> What the task asks: Set down each of the records below exactly as it reads. No pictures go into the copy.

> Excerpted records:
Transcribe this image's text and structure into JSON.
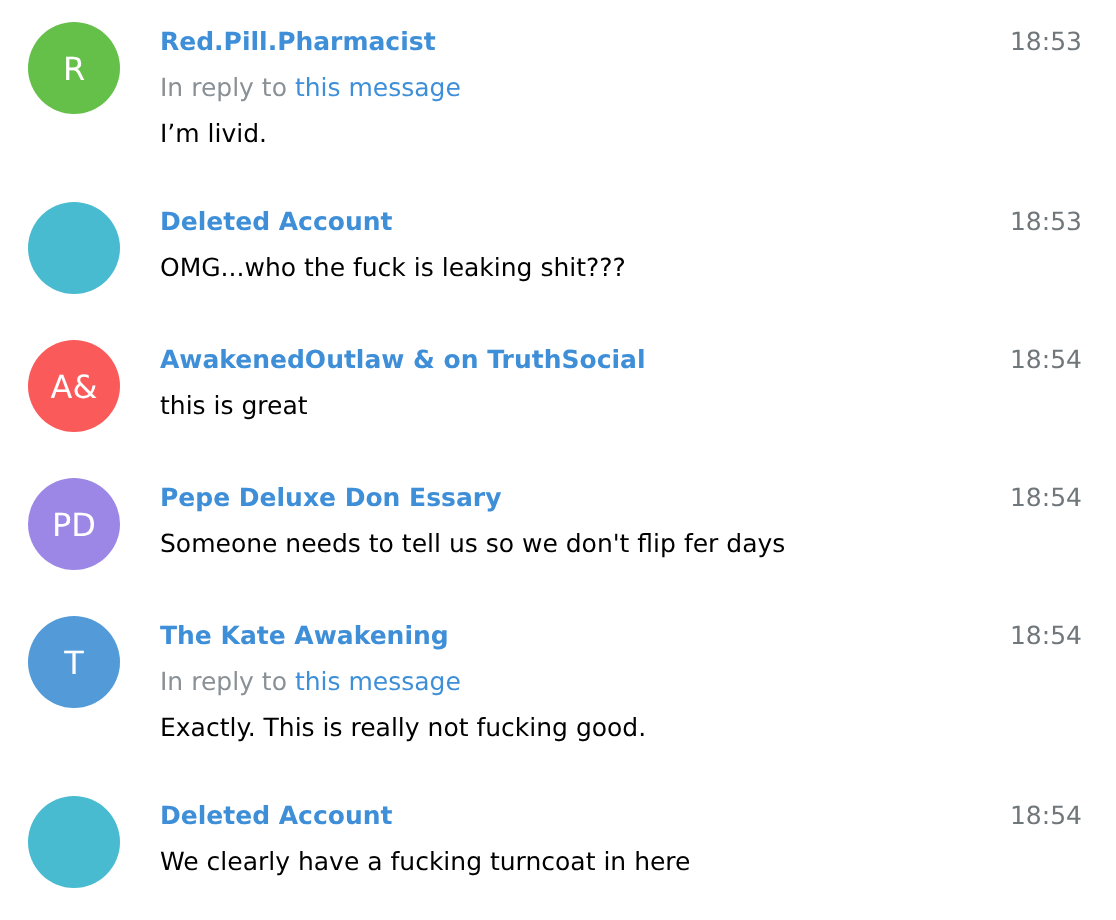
{
  "messages": [
    {
      "initials": "R",
      "color": "#65c04a",
      "name": "Red.Pill.Pharmacist",
      "time": "18:53",
      "reply": {
        "prefix": "In reply to",
        "link": "this message"
      },
      "text": "I’m livid."
    },
    {
      "color": "#48bbd0",
      "name": "Deleted Account",
      "time": "18:53",
      "text": "OMG...who the fuck is leaking shit???"
    },
    {
      "initials": "A&",
      "color": "#fa5a5a",
      "name": "AwakenedOutlaw & on TruthSocial",
      "time": "18:54",
      "text": "this is great"
    },
    {
      "initials": "PD",
      "color": "#9c87e6",
      "name": "Pepe Deluxe Don Essary",
      "time": "18:54",
      "text": "Someone needs to tell us so we don't flip fer days"
    },
    {
      "initials": "T",
      "color": "#529bd8",
      "name": "The Kate Awakening",
      "time": "18:54",
      "reply": {
        "prefix": "In reply to",
        "link": "this message"
      },
      "text": "Exactly. This is really not fucking good."
    },
    {
      "color": "#48bbd0",
      "name": "Deleted Account",
      "time": "18:54",
      "text": "We clearly have a fucking turncoat in here"
    }
  ]
}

> Exercise response:
Transcribe this image's text and structure into JSON.
{
  "messages": [
    {
      "initials": "R",
      "color": "#65c04a",
      "name": "Red.Pill.Pharmacist",
      "time": "18:53",
      "reply": {
        "prefix": "In reply to",
        "link": "this message"
      },
      "text": "I’m livid."
    },
    {
      "color": "#48bbd0",
      "name": "Deleted Account",
      "time": "18:53",
      "text": "OMG...who the fuck is leaking shit???"
    },
    {
      "initials": "A&",
      "color": "#fa5a5a",
      "name": "AwakenedOutlaw & on TruthSocial",
      "time": "18:54",
      "text": "this is great"
    },
    {
      "initials": "PD",
      "color": "#9c87e6",
      "name": "Pepe Deluxe Don Essary",
      "time": "18:54",
      "text": "Someone needs to tell us so we don't flip fer days"
    },
    {
      "initials": "T",
      "color": "#529bd8",
      "name": "The Kate Awakening",
      "time": "18:54",
      "reply": {
        "prefix": "In reply to",
        "link": "this message"
      },
      "text": "Exactly. This is really not fucking good."
    },
    {
      "color": "#48bbd0",
      "name": "Deleted Account",
      "time": "18:54",
      "text": "We clearly have a fucking turncoat in here"
    }
  ]
}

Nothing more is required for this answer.